→ **Component data from apps and pages**:
____

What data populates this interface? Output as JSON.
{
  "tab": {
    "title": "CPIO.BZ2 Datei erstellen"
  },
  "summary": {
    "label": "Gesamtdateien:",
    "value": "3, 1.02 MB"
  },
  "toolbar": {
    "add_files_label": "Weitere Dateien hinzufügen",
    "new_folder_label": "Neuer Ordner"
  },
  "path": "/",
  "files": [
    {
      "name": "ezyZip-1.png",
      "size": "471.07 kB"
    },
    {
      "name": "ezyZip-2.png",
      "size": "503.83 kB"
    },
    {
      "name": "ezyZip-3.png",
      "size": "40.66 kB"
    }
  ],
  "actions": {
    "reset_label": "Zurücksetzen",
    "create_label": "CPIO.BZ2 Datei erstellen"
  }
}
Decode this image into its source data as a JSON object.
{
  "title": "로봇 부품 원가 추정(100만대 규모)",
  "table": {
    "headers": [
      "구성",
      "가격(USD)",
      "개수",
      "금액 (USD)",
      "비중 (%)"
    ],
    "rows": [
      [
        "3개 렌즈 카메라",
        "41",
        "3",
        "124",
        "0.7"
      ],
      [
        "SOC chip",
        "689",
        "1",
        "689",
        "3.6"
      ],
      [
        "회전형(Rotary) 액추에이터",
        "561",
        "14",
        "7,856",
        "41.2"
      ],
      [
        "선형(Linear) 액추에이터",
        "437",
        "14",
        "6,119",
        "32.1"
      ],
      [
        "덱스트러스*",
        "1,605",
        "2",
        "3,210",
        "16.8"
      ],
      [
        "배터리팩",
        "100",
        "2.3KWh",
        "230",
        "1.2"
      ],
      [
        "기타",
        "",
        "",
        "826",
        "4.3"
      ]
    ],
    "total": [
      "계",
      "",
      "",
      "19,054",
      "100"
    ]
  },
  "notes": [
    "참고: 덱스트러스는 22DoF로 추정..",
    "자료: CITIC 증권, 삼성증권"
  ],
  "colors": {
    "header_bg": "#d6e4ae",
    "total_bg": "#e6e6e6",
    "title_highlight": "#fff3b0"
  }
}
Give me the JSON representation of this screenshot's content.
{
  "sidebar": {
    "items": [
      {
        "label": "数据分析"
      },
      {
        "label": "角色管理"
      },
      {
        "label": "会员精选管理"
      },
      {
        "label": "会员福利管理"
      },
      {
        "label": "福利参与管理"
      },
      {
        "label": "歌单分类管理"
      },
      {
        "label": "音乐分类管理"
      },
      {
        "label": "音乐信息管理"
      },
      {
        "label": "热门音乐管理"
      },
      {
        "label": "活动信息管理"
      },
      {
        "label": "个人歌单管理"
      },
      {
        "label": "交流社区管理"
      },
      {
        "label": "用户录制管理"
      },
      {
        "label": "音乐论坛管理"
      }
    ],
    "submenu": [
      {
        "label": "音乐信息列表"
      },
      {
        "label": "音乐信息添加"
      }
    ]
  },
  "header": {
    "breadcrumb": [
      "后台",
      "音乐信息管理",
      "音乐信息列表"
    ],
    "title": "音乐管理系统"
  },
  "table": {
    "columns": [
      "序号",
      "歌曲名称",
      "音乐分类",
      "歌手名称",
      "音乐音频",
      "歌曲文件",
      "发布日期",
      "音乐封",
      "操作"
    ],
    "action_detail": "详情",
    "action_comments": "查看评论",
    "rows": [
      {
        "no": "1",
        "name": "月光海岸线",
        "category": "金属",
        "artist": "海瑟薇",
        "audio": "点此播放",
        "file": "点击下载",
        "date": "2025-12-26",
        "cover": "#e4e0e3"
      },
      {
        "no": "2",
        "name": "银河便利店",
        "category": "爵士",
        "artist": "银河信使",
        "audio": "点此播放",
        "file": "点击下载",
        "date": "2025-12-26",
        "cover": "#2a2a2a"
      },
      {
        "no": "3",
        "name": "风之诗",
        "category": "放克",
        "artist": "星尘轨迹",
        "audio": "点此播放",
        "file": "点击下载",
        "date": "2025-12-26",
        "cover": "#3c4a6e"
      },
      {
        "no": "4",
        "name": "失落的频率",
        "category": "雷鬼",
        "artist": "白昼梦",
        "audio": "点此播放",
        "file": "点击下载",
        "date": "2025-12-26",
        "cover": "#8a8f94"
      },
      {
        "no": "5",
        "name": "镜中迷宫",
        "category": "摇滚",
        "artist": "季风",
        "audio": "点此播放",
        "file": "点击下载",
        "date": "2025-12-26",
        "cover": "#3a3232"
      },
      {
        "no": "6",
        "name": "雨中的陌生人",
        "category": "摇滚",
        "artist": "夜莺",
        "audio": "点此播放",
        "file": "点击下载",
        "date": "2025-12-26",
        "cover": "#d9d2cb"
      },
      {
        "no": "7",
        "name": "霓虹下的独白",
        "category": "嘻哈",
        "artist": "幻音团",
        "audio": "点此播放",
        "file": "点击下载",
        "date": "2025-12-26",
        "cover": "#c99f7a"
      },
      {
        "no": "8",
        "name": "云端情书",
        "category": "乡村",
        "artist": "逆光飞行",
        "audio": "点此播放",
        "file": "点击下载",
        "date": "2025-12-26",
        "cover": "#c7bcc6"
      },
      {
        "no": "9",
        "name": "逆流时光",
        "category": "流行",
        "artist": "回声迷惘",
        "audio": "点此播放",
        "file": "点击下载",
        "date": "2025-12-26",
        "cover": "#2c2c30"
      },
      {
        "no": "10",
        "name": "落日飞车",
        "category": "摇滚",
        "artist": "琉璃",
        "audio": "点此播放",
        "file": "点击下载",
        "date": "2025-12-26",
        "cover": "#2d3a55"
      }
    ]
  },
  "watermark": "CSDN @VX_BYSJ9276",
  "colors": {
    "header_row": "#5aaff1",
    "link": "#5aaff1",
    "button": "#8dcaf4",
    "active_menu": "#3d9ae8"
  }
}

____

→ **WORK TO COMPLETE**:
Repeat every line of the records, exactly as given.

→ **EXERCISE RESPONSE**:
What data populates this interface? Output as JSON.
{
  "tab": {
    "title": "CPIO.BZ2 Datei erstellen"
  },
  "summary": {
    "label": "Gesamtdateien:",
    "value": "3, 1.02 MB"
  },
  "toolbar": {
    "add_files_label": "Weitere Dateien hinzufügen",
    "new_folder_label": "Neuer Ordner"
  },
  "path": "/",
  "files": [
    {
      "name": "ezyZip-1.png",
      "size": "471.07 kB"
    },
    {
      "name": "ezyZip-2.png",
      "size": "503.83 kB"
    },
    {
      "name": "ezyZip-3.png",
      "size": "40.66 kB"
    }
  ],
  "actions": {
    "reset_label": "Zurücksetzen",
    "create_label": "CPIO.BZ2 Datei erstellen"
  }
}
Decode this image into its source data as a JSON object.
{
  "title": "로봇 부품 원가 추정(100만대 규모)",
  "table": {
    "headers": [
      "구성",
      "가격(USD)",
      "개수",
      "금액 (USD)",
      "비중 (%)"
    ],
    "rows": [
      [
        "3개 렌즈 카메라",
        "41",
        "3",
        "124",
        "0.7"
      ],
      [
        "SOC chip",
        "689",
        "1",
        "689",
        "3.6"
      ],
      [
        "회전형(Rotary) 액추에이터",
        "561",
        "14",
        "7,856",
        "41.2"
      ],
      [
        "선형(Linear) 액추에이터",
        "437",
        "14",
        "6,119",
        "32.1"
      ],
      [
        "덱스트러스*",
        "1,605",
        "2",
        "3,210",
        "16.8"
      ],
      [
        "배터리팩",
        "100",
        "2.3KWh",
        "230",
        "1.2"
      ],
      [
        "기타",
        "",
        "",
        "826",
        "4.3"
      ]
    ],
    "total": [
      "계",
      "",
      "",
      "19,054",
      "100"
    ]
  },
  "notes": [
    "참고: 덱스트러스는 22DoF로 추정..",
    "자료: CITIC 증권, 삼성증권"
  ],
  "colors": {
    "header_bg": "#d6e4ae",
    "total_bg": "#e6e6e6",
    "title_highlight": "#fff3b0"
  }
}
Give me the JSON representation of this screenshot's content.
{
  "sidebar": {
    "items": [
      {
        "label": "数据分析"
      },
      {
        "label": "角色管理"
      },
      {
        "label": "会员精选管理"
      },
      {
        "label": "会员福利管理"
      },
      {
        "label": "福利参与管理"
      },
      {
        "label": "歌单分类管理"
      },
      {
        "label": "音乐分类管理"
      },
      {
        "label": "音乐信息管理"
      },
      {
        "label": "热门音乐管理"
      },
      {
        "label": "活动信息管理"
      },
      {
        "label": "个人歌单管理"
      },
      {
        "label": "交流社区管理"
      },
      {
        "label": "用户录制管理"
      },
      {
        "label": "音乐论坛管理"
      }
    ],
    "submenu": [
      {
        "label": "音乐信息列表"
      },
      {
        "label": "音乐信息添加"
      }
    ]
  },
  "header": {
    "breadcrumb": [
      "后台",
      "音乐信息管理",
      "音乐信息列表"
    ],
    "title": "音乐管理系统"
  },
  "table": {
    "columns": [
      "序号",
      "歌曲名称",
      "音乐分类",
      "歌手名称",
      "音乐音频",
      "歌曲文件",
      "发布日期",
      "音乐封",
      "操作"
    ],
    "action_detail": "详情",
    "action_comments": "查看评论",
    "rows": [
      {
        "no": "1",
        "name": "月光海岸线",
        "category": "金属",
        "artist": "海瑟薇",
        "audio": "点此播放",
        "file": "点击下载",
        "date": "2025-12-26",
        "cover": "#e4e0e3"
      },
      {
        "no": "2",
        "name": "银河便利店",
        "category": "爵士",
        "artist": "银河信使",
        "audio": "点此播放",
        "file": "点击下载",
        "date": "2025-12-26",
        "cover": "#2a2a2a"
      },
      {
        "no": "3",
        "name": "风之诗",
        "category": "放克",
        "artist": "星尘轨迹",
        "audio": "点此播放",
        "file": "点击下载",
        "date": "2025-12-26",
        "cover": "#3c4a6e"
      },
      {
        "no": "4",
        "name": "失落的频率",
        "category": "雷鬼",
        "artist": "白昼梦",
        "audio": "点此播放",
        "file": "点击下载",
        "date": "2025-12-26",
        "cover": "#8a8f94"
      },
      {
        "no": "5",
        "name": "镜中迷宫",
        "category": "摇滚",
        "artist": "季风",
        "audio": "点此播放",
        "file": "点击下载",
        "date": "2025-12-26",
        "cover": "#3a3232"
      },
      {
        "no": "6",
        "name": "雨中的陌生人",
        "category": "摇滚",
        "artist": "夜莺",
        "audio": "点此播放",
        "file": "点击下载",
        "date": "2025-12-26",
        "cover": "#d9d2cb"
      },
      {
        "no": "7",
        "name": "霓虹下的独白",
        "category": "嘻哈",
        "artist": "幻音团",
        "audio": "点此播放",
        "file": "点击下载",
        "date": "2025-12-26",
        "cover": "#c99f7a"
      },
      {
        "no": "8",
        "name": "云端情书",
        "category": "乡村",
        "artist": "逆光飞行",
        "audio": "点此播放",
        "file": "点击下载",
        "date": "2025-12-26",
        "cover": "#c7bcc6"
      },
      {
        "no": "9",
        "name": "逆流时光",
        "category": "流行",
        "artist": "回声迷惘",
        "audio": "点此播放",
        "file": "点击下载",
        "date": "2025-12-26",
        "cover": "#2c2c30"
      },
      {
        "no": "10",
        "name": "落日飞车",
        "category": "摇滚",
        "artist": "琉璃",
        "audio": "点此播放",
        "file": "点击下载",
        "date": "2025-12-26",
        "cover": "#2d3a55"
      }
    ]
  },
  "watermark": "CSDN @VX_BYSJ9276",
  "colors": {
    "header_row": "#5aaff1",
    "link": "#5aaff1",
    "button": "#8dcaf4",
    "active_menu": "#3d9ae8"
  }
}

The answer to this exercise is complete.